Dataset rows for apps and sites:

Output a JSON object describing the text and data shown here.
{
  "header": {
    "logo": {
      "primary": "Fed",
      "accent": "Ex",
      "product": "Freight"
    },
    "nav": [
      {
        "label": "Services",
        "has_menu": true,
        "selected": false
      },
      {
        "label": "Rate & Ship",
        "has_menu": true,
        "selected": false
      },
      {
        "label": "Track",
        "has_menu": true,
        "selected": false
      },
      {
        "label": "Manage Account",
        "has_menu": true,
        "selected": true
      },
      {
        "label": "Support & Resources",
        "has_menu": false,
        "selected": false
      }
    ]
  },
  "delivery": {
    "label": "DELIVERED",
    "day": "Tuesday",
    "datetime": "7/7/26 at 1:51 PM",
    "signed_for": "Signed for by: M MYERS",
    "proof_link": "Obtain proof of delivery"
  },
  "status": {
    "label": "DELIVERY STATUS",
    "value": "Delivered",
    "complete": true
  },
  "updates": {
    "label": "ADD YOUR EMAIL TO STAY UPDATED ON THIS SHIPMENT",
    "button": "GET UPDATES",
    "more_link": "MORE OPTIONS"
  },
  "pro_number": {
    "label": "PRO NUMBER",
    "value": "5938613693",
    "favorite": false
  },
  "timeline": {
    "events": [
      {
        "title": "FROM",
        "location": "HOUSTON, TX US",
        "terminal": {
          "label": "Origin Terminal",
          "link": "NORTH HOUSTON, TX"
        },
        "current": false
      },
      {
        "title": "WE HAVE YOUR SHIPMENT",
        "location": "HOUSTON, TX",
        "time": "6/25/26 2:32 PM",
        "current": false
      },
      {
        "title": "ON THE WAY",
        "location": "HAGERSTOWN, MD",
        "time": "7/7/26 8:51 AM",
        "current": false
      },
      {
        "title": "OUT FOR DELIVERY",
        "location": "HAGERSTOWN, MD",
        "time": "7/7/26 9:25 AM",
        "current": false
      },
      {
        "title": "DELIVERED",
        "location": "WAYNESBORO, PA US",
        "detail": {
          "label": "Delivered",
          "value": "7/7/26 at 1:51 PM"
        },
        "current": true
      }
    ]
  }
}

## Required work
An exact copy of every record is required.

## Response to the task
Output a JSON object describing the text and data shown here.
{
  "header": {
    "logo": {
      "primary": "Fed",
      "accent": "Ex",
      "product": "Freight"
    },
    "nav": [
      {
        "label": "Services",
        "has_menu": true,
        "selected": false
      },
      {
        "label": "Rate & Ship",
        "has_menu": true,
        "selected": false
      },
      {
        "label": "Track",
        "has_menu": true,
        "selected": false
      },
      {
        "label": "Manage Account",
        "has_menu": true,
        "selected": true
      },
      {
        "label": "Support & Resources",
        "has_menu": false,
        "selected": false
      }
    ]
  },
  "delivery": {
    "label": "DELIVERED",
    "day": "Tuesday",
    "datetime": "7/7/26 at 1:51 PM",
    "signed_for": "Signed for by: M MYERS",
    "proof_link": "Obtain proof of delivery"
  },
  "status": {
    "label": "DELIVERY STATUS",
    "value": "Delivered",
    "complete": true
  },
  "updates": {
    "label": "ADD YOUR EMAIL TO STAY UPDATED ON THIS SHIPMENT",
    "button": "GET UPDATES",
    "more_link": "MORE OPTIONS"
  },
  "pro_number": {
    "label": "PRO NUMBER",
    "value": "5938613693",
    "favorite": false
  },
  "timeline": {
    "events": [
      {
        "title": "FROM",
        "location": "HOUSTON, TX US",
        "terminal": {
          "label": "Origin Terminal",
          "link": "NORTH HOUSTON, TX"
        },
        "current": false
      },
      {
        "title": "WE HAVE YOUR SHIPMENT",
        "location": "HOUSTON, TX",
        "time": "6/25/26 2:32 PM",
        "current": false
      },
      {
        "title": "ON THE WAY",
        "location": "HAGERSTOWN, MD",
        "time": "7/7/26 8:51 AM",
        "current": false
      },
      {
        "title": "OUT FOR DELIVERY",
        "location": "HAGERSTOWN, MD",
        "time": "7/7/26 9:25 AM",
        "current": false
      },
      {
        "title": "DELIVERED",
        "location": "WAYNESBORO, PA US",
        "detail": {
          "label": "Delivered",
          "value": "7/7/26 at 1:51 PM"
        },
        "current": true
      }
    ]
  }
}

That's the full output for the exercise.